» **RECORDS SHOWN**
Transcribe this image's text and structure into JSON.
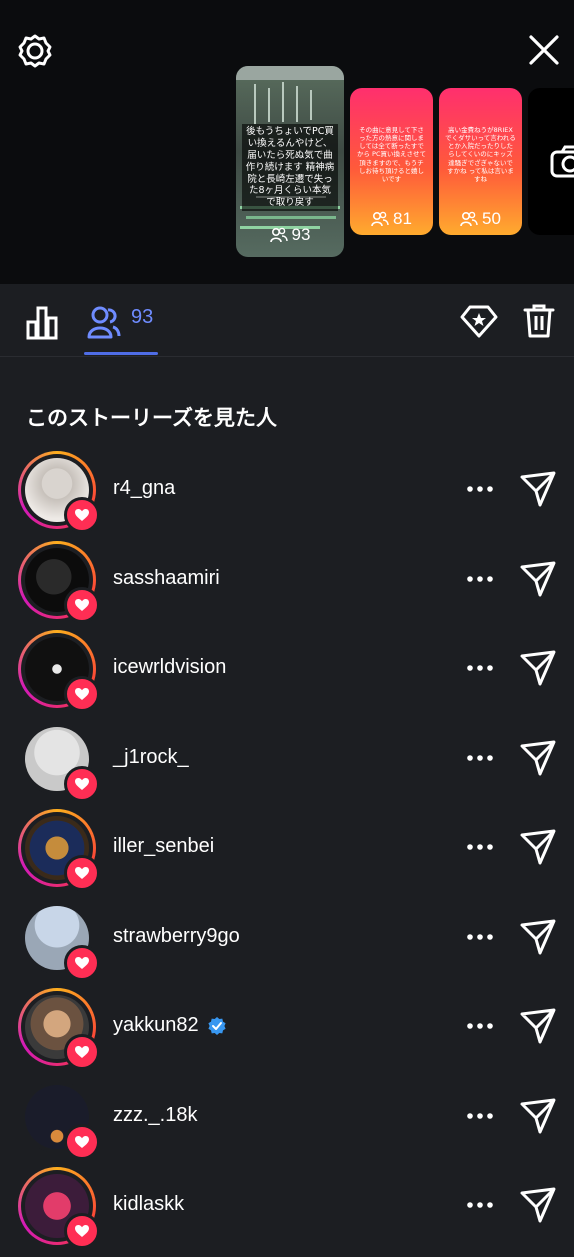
{
  "stories": [
    {
      "caption": "後もうちょいでPC買い換えるんやけど、届いたら死ぬ気で曲作り続けます 精神病院と長崎左遷で失った8ヶ月くらい本気で取り戻す",
      "viewers": "93"
    },
    {
      "caption": "その曲に意見して下さった方の熱意に関しましては全て断ったすでから PC買い換えさせて頂きますので、もうチしお待ち頂けると嬉しいです",
      "viewers": "81"
    },
    {
      "caption": "高い金費ねうが8RIEXでくダサいって言われるとか入院だったりしたらしてくいのにキッズ達騒ぎでざぎゃないですかね って私は言いますね",
      "viewers": "50"
    }
  ],
  "tabs": {
    "viewers_count": "93"
  },
  "section_title": "このストーリーズを見た人",
  "viewers": [
    {
      "username": "r4_gna",
      "verified": false,
      "ring": true
    },
    {
      "username": "sasshaamiri",
      "verified": false,
      "ring": true
    },
    {
      "username": "icewrldvision",
      "verified": false,
      "ring": true
    },
    {
      "username": "_j1rock_",
      "verified": false,
      "ring": false
    },
    {
      "username": "iller_senbei",
      "verified": false,
      "ring": true
    },
    {
      "username": "strawberry9go",
      "verified": false,
      "ring": false
    },
    {
      "username": "yakkun82",
      "verified": true,
      "ring": true
    },
    {
      "username": "zzz._.18k",
      "verified": false,
      "ring": false
    },
    {
      "username": "kidlaskk",
      "verified": false,
      "ring": true
    }
  ],
  "colors": {
    "accent": "#4f6de6",
    "heart": "#ff2e54",
    "verified": "#3897f0"
  }
}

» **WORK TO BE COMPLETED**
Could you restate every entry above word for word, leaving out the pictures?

» **RESULT**
Transcribe this image's text and structure into JSON.
{
  "stories": [
    {
      "caption": "後もうちょいでPC買い換えるんやけど、届いたら死ぬ気で曲作り続けます 精神病院と長崎左遷で失った8ヶ月くらい本気で取り戻す",
      "viewers": "93"
    },
    {
      "caption": "その曲に意見して下さった方の熱意に関しましては全て断ったすでから PC買い換えさせて頂きますので、もうチしお待ち頂けると嬉しいです",
      "viewers": "81"
    },
    {
      "caption": "高い金費ねうが8RIEXでくダサいって言われるとか入院だったりしたらしてくいのにキッズ達騒ぎでざぎゃないですかね って私は言いますね",
      "viewers": "50"
    }
  ],
  "tabs": {
    "viewers_count": "93"
  },
  "section_title": "このストーリーズを見た人",
  "viewers": [
    {
      "username": "r4_gna",
      "verified": false,
      "ring": true
    },
    {
      "username": "sasshaamiri",
      "verified": false,
      "ring": true
    },
    {
      "username": "icewrldvision",
      "verified": false,
      "ring": true
    },
    {
      "username": "_j1rock_",
      "verified": false,
      "ring": false
    },
    {
      "username": "iller_senbei",
      "verified": false,
      "ring": true
    },
    {
      "username": "strawberry9go",
      "verified": false,
      "ring": false
    },
    {
      "username": "yakkun82",
      "verified": true,
      "ring": true
    },
    {
      "username": "zzz._.18k",
      "verified": false,
      "ring": false
    },
    {
      "username": "kidlaskk",
      "verified": false,
      "ring": true
    }
  ],
  "colors": {
    "accent": "#4f6de6",
    "heart": "#ff2e54",
    "verified": "#3897f0"
  }
}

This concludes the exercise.